“We design our plans so there?s no requirement for ongoing contributions,” says Bacque. “The SERP?s profit-sharing focus, wherein the owner puts in a lot of money during a good year and little or no money during a bad year, makes the sale more palatable.”

Bacque?s approachlending flexibility to the executive benefit plan by linking it to performance-based benchmarksis catching on in the insurance industry, say producers. And that could prove key to achieving a higher penetration of a still-underserved small business market.

Fifty-percent of the small businesses polled in the LIMRA study reported having no executive benefits. And one-half of the have-nots have never been contacted by a financial advisor.

The crucial factor separating companies with plans from those without was size: Firms with fewer than 50 employees were least likely to have a plan for key execs, according to the report.

Cheryl Retzloff, a senior scientist at LIMRA and the report’s author, says marketing an attractive package to small business prospects is all well and good, but producers could make their jobs a lot easier simply by tapping their existing small business clients more of the time for cross-selling and up-selling opportunities.

“Producers need to know that 25% of their clients are saying they will buy again in the next 12 months,” says Retzloff. “And 38% of companies that previously were contacted but rejected a plan because it wasn’t the right time say they would buy in the future. These folks are the best prospects.”

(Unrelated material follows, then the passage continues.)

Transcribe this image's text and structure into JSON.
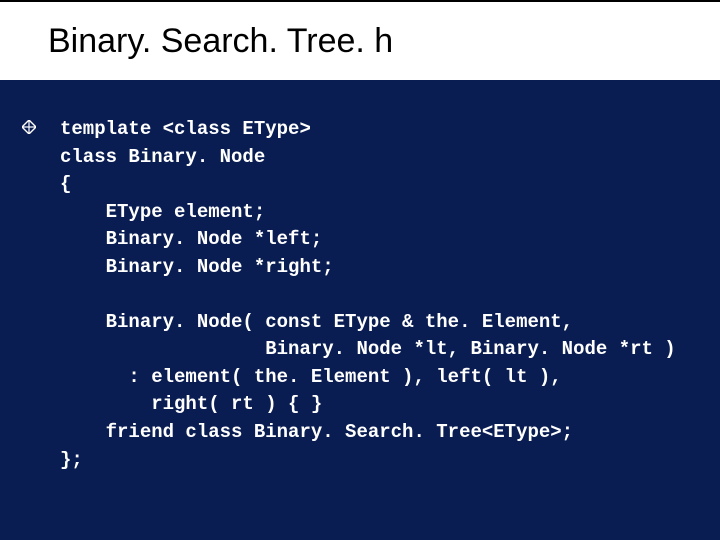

Beefed up education and field training, say observers, would help producers more effectively market to these businesses. To that end, many insurance carriers, such as Northwestern Mutual, offer seminars on executive benefit and advanced market sales.

Advisors also point to The American College, the National Association of Insurance and Financial Advisors, the Association for Advanced Life Underwriting and the American Council of Life Insurers as key educational resources. These organizations also apprise members of legislative activity impacting the insurance business including efforts they are undertaking to kill or modify bills deemed harmful to the field and product innovation.

One example is recent legislative activity in the U.S. Congress regarding corporate-owned life insurance.

“The thing we’re worried about most is [COLI] legislation that adversely impacts the small business plans we deal with,” says Titus.

“We have many brilliant people in the life insurance business who have discovered cutting-edge ways of using life insurance products,” says Bacque. “Unfortunately, much of the current federal and state activity can be attributed to bureaucrats who don’t understand our business, yet believe we’re using products to enrich their companies and their top officers.

“In fact,” he adds, “we’re providing an [executive] benefit and using life insurance to recapture the cost of providing the benefit.”

Harmful legislation aside, Bacque says the industry could boost sales of executive benefit packages by voluntarily lowering commissions from the current 20% to 25% fee range to 15% to 20%.


Reproduced from National Underwriter Edition, June 11, 2004. Copyright 2004 by The National Underwriter Company in the serial publication. All rights reserved.Copyright in this article as an independent work may be held by the author.